[Exercise inputs Boundary: Start]
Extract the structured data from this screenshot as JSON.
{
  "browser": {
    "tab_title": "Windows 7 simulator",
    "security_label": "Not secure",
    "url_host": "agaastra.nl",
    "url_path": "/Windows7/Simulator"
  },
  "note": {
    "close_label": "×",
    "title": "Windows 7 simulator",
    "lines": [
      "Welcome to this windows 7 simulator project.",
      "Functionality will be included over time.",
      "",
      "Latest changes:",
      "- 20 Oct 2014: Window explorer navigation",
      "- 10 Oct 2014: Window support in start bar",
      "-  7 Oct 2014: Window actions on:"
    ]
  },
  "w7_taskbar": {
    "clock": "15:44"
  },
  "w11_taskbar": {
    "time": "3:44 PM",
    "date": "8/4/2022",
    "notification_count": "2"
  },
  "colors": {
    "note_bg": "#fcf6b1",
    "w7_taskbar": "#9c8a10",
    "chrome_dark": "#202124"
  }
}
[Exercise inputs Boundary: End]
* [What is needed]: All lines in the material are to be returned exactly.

* [Reply to the task]:
Extract the structured data from this screenshot as JSON.
{
  "browser": {
    "tab_title": "Windows 7 simulator",
    "security_label": "Not secure",
    "url_host": "agaastra.nl",
    "url_path": "/Windows7/Simulator"
  },
  "note": {
    "close_label": "×",
    "title": "Windows 7 simulator",
    "lines": [
      "Welcome to this windows 7 simulator project.",
      "Functionality will be included over time.",
      "",
      "Latest changes:",
      "- 20 Oct 2014: Window explorer navigation",
      "- 10 Oct 2014: Window support in start bar",
      "-  7 Oct 2014: Window actions on:"
    ]
  },
  "w7_taskbar": {
    "clock": "15:44"
  },
  "w11_taskbar": {
    "time": "3:44 PM",
    "date": "8/4/2022",
    "notification_count": "2"
  },
  "colors": {
    "note_bg": "#fcf6b1",
    "w7_taskbar": "#9c8a10",
    "chrome_dark": "#202124"
  }
}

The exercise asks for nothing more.